Aluminum prices were strong for most of 2014. Prices rebounded well after hitting a four-year low earlier this year. Aluminum plays including Alcoa (AA) and Century Aluminum (CENX) posted strong earnings in 2014 thanks to higher aluminum prices. Other primary producers including Rio Tinto (RIO) and BHP Billiton (BHP) are also affected by the movement in aluminum prices.
Aluminum prices fall
Spot aluminum prices are up by ~5% in 2014 on a year-over-year basis. However, aluminum prices fell toward the latter half of 2014.
Alcoa estimates that it loses $240 million in annual profits for every $100 fall in the price of aluminum. Aluminum prices corrected by ~$250 per metric tonne in last couple of months, which may have a negative impact on Alcoa’s 2015 earnings.
Most of the decline in aluminum prices came after the fall meeting of OPEC (Organization of Petroleum Exporting Countries). OPEC decided against reducing crude output at that meeting. Crude oil prices have fallen sharply since then.
Currently, Alcoa is a part of the SPDR S&P Metals and Mining ETF (XME).

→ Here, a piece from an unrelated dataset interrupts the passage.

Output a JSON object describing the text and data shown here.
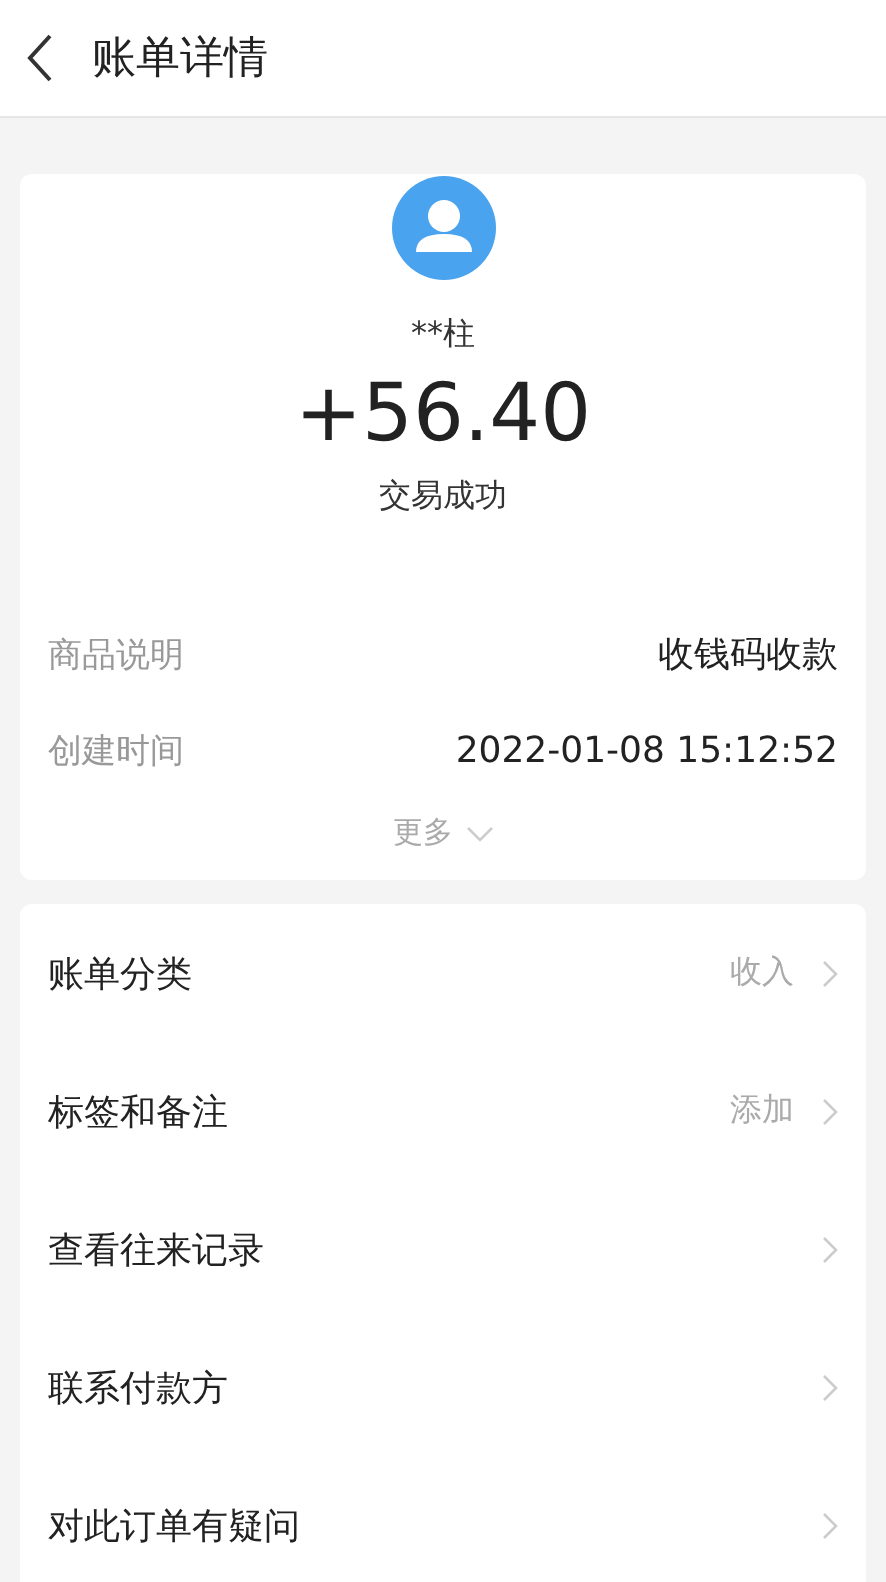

Aluminum buyers have to pay a physical premium along with the prevailing aluminum price on the London Metal Exchange. Aluminum prices rose considerably in 2014, and Alcoa benefited from rising premiums. Meanwhile, certain factors could affect premiums in 2015, as we’ll learn in our next part.